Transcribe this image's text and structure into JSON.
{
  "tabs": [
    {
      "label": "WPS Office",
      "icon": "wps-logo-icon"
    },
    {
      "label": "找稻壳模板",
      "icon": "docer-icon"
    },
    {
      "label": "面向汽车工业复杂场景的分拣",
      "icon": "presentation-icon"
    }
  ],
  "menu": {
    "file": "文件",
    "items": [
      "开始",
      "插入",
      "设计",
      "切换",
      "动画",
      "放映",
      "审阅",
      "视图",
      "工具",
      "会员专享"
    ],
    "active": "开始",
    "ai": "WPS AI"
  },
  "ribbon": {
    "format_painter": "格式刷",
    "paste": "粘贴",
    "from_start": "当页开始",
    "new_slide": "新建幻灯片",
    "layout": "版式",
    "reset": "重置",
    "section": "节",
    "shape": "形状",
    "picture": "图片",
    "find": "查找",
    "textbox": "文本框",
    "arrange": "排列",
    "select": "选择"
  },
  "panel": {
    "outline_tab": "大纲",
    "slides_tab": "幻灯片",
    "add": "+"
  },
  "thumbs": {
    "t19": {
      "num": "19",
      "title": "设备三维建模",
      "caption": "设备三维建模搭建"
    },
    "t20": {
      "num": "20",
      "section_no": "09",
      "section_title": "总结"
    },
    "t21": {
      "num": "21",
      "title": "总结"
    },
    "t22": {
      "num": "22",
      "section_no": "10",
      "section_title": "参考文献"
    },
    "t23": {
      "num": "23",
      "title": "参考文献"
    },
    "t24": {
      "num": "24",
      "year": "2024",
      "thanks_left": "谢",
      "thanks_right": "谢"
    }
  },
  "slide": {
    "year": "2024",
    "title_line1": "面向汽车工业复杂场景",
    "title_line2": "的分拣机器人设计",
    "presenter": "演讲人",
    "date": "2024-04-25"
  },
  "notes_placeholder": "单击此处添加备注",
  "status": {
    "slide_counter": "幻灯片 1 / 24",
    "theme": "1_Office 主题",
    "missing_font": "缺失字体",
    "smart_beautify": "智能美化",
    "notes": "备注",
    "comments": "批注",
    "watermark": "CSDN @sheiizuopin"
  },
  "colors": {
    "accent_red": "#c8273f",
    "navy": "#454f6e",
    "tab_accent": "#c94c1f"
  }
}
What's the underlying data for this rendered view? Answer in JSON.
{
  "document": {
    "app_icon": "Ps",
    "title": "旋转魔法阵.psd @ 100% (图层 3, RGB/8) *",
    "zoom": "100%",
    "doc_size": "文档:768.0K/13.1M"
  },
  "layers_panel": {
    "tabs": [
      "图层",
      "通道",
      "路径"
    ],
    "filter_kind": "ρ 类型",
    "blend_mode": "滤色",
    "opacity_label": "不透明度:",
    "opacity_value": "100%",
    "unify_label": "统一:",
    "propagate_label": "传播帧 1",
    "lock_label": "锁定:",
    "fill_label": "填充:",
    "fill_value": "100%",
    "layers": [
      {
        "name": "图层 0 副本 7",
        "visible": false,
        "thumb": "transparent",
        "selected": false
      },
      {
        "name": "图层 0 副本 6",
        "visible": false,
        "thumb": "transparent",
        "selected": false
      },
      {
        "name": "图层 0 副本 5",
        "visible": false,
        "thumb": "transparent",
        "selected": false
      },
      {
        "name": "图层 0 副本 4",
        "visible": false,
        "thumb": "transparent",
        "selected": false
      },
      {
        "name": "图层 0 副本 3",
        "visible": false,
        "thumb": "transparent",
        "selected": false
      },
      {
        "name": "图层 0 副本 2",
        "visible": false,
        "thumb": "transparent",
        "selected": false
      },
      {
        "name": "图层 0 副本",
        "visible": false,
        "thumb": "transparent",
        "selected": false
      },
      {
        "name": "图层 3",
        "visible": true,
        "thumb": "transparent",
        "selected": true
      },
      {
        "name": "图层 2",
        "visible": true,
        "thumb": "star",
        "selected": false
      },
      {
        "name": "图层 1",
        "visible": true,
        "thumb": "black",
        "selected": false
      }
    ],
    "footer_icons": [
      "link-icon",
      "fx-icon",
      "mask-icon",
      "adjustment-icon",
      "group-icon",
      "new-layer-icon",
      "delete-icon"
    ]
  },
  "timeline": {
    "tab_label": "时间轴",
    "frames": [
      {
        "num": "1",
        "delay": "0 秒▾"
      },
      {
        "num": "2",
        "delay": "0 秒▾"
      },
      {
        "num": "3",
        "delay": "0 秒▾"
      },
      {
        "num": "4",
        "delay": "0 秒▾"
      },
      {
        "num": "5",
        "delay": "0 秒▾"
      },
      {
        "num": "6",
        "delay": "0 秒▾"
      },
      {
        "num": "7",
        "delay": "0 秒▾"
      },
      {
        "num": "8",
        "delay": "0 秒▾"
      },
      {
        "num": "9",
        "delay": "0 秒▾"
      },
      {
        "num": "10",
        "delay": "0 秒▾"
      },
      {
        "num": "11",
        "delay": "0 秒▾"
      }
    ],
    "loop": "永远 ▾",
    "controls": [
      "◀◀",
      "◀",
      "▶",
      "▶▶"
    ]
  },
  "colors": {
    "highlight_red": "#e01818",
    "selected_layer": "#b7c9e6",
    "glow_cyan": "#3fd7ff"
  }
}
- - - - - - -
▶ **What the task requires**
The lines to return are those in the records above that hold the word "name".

▶ **Result of this task**
        "name": "图层 0 副本 7",
        "name": "图层 0 副本 6",
        "name": "图层 0 副本 5",
        "name": "图层 0 副本 4",
        "name": "图层 0 副本 3",
        "name": "图层 0 副本 2",
        "name": "图层 0 副本",
        "name": "图层 3",
        "name": "图层 2",
        "name": "图层 1",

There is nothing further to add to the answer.